IT'S the age old conundrum that most men will face at some point: what to do when you start going thin on top?
University of Pennsylvania researcher said Albert Mannes, male-pattern baldness has been linked with poor self-esteem and greater depression.
But his new research points to a somewhat radical solution to the problem -- shave it off.
In his recent paper titled, "Shorn Scalps and Perceptions of Male Dominance," published in the journal Social Psychological and Personality Science, the mane boffin describes his surprising results.
Specifically, he found men with shaved heads were viewed as more masculine and dominant than other men.
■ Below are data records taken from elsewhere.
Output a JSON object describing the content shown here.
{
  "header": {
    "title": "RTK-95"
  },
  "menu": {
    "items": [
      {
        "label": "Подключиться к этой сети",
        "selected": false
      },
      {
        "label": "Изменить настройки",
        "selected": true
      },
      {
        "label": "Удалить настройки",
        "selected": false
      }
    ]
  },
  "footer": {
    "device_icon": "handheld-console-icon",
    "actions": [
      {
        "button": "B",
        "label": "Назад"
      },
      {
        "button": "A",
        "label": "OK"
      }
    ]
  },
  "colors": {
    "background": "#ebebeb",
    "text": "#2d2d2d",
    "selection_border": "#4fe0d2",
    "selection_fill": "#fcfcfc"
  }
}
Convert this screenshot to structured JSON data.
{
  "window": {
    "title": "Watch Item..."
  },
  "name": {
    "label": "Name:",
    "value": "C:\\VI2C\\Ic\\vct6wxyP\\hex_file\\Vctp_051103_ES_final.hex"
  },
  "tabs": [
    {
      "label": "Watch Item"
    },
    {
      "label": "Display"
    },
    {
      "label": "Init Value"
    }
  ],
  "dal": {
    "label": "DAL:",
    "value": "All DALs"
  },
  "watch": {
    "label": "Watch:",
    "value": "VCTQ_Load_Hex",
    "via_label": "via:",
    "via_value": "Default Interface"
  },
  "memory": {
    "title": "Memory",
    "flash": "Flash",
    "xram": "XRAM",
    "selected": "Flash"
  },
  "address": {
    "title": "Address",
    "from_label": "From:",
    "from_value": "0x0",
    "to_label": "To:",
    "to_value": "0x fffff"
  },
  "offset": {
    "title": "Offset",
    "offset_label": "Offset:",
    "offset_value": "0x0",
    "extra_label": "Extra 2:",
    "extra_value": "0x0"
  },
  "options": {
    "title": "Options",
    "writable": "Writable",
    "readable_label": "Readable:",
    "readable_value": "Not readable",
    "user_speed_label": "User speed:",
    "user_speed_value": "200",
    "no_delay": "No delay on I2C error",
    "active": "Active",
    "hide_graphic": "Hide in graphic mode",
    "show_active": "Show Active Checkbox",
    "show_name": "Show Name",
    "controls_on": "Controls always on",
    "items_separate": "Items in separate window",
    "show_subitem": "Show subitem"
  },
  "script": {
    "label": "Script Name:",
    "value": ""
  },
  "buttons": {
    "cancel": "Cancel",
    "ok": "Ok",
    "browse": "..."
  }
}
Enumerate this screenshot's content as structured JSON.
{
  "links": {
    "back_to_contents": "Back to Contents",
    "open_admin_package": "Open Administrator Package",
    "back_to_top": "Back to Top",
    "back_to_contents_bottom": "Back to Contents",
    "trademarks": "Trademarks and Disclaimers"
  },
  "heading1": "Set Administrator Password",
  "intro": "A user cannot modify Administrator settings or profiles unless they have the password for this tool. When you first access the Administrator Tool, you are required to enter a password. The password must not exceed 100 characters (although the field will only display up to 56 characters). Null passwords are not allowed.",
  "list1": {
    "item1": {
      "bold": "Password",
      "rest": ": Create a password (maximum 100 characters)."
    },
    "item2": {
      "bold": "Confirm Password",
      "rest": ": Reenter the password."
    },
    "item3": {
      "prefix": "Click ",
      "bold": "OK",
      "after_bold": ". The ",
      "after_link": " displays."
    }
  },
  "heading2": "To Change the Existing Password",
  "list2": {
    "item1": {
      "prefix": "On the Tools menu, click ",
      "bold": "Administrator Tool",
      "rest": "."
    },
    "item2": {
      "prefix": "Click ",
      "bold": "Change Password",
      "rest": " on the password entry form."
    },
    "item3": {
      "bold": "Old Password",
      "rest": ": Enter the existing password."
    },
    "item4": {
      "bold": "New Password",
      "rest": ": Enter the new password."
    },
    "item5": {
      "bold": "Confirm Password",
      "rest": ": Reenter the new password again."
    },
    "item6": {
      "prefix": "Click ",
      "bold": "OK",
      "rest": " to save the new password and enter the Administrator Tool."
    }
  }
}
Such men were perceived as taller (by an inch, on average), stronger and viewed as having greater potential as leaders.
Mr Mannes said: "The broad take-away is that perceptions about leadership and related traits like dominance can emerge from peculiar characteristics that aren't really related to leadership at all."
However, his studies showed those with shaved heads rated lower on scales of attractiveness and were also seen as older.